The Burmese artists here have an even more direct engagement with local political circumstances. Htein Lin, a dissident from Yangon, turned to art not while visiting some international exhibition - Myanmar is among the poorest countries in the Association of Southeast Asian Nations (ASEAN), and was essentially closed to foreign influence until the 2010s - but rather during a six-year spell in prison. His ghostly installation, A Show of Hands, features hundreds of white plaster casts of raised right hands, each one an index of a political prisoner like himself. What makes the work more than an easy ode to people power is the associated video, in which we watch Htein Lin cast the hands of monks, journalists, poets, and youth activists, each of whom recounts their past run-ins with the military dictatorshipwith surprising lightness.
F.X. Harsono, perhaps the most prominent artist in contemporary Indonesia, is represented here by both earlier sculptural installations that took direct aim at the Suharto regime, as well as a more recent video. The Voices Are Controlled By The Powers, from 1994, consists of more than a hundred carefully arrayed wooden masks, but they've been chopped in half; their mouths are cut off and piled in the center. From the title on, it's about as direct a protest against free speech as you can make without just hoisting a placard.
Writing In The Rain, a performance filmed in 2011, shows Harsono writing his name in Chinese characters on a pane of glass, only for his calligraphy to be wiped away by streams of water. (The artist is ethnically Chinese, a minority in Indonesia.) To a Western critic like me, the gesture reads as a reboot of Marcel Broodthaers' noted 1969 film La Pluie, in which he hopelessly attempts to write poetry in a rainstorm, but where that Belgian provocateur proposed an art unfixed from clear meaning, Harsono's political gesture could not be clearer, or more locally focused.
It isn't wrong to criticize art as blunt as this, in which symbols function not as elements in a complex, imaginative system, but in strict one-to-one correspondence with political or social ills.
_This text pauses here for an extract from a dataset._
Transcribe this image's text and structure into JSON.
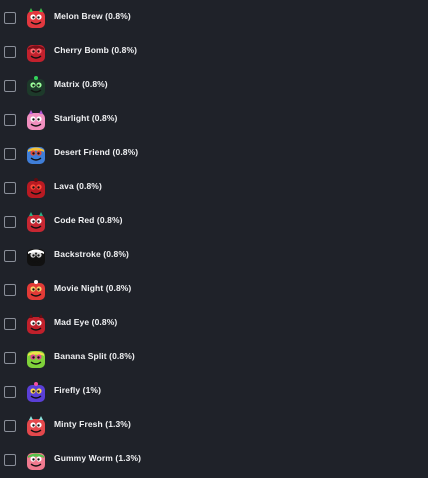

Yet what works in New York may not work in Jakarta, and while we now have to evaluate art at a global scale, we also have to study the particular circumstances in which "global" contemporary art took root in local cases. In these three countries, an outward-facing practice of "contemporary art" marched in step with local reform movements, engaged with free speech, economic fairness and multiparty democracy. If some artists seem to be speaking a bit too literally, that may be because influencing local audiences was a more urgent calling than winning the approbation of far-off western institutions.
And part of reckoning with a global art world is expanding one's tolerance for things we don't understand. It means more looking, more reading, and more sympathy too - sympathy for art that may not resemble what we most like, and of which our mastery can only be fragmentary. If, as the Chinese artist and dissident Ai Weiwei has asserted, contemporary art is a kind of freedom, then our need to appreciate this art has only increased now that Indonesia and Myanmar, as well as Thailand, Malaysia, and the Philippines, are taking an anti-democratic turn. That may be a more important vocation than hunting in vain for a single avant-garde in a world as large as ours.